◆ **Exercise**:
Look for the word "icon" in the entries and copy each line where it appears.

[Opening Data shown section]

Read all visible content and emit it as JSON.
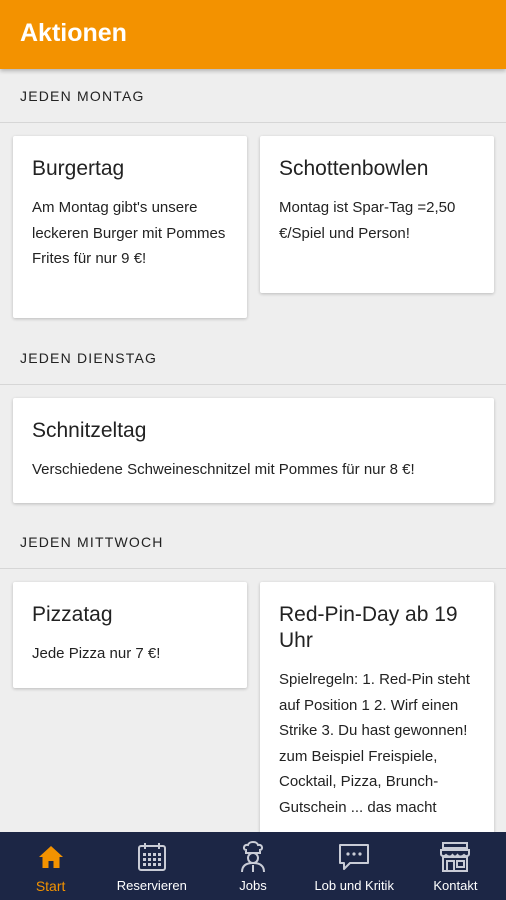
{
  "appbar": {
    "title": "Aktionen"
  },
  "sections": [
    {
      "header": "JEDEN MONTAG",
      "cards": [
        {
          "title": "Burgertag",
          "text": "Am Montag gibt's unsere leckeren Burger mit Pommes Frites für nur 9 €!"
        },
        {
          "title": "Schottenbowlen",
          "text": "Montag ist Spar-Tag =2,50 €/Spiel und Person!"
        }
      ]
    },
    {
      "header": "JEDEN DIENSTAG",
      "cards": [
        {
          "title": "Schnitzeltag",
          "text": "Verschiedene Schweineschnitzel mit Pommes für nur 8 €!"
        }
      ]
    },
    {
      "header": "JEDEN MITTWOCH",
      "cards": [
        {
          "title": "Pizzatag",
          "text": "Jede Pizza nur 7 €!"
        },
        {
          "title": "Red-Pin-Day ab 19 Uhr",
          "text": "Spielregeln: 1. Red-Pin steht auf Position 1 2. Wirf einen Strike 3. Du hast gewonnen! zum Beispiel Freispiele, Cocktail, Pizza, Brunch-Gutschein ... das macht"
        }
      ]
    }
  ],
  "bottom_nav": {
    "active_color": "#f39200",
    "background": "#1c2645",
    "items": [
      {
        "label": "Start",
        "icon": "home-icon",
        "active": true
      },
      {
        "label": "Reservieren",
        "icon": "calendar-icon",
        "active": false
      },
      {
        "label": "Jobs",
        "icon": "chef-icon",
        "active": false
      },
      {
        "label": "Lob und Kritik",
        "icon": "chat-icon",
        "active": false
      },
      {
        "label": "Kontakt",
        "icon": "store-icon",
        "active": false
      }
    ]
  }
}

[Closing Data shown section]

◆ **Task result**:
        "icon": "home-icon",
        "icon": "calendar-icon",
        "icon": "chef-icon",
        "icon": "chat-icon",
        "icon": "store-icon",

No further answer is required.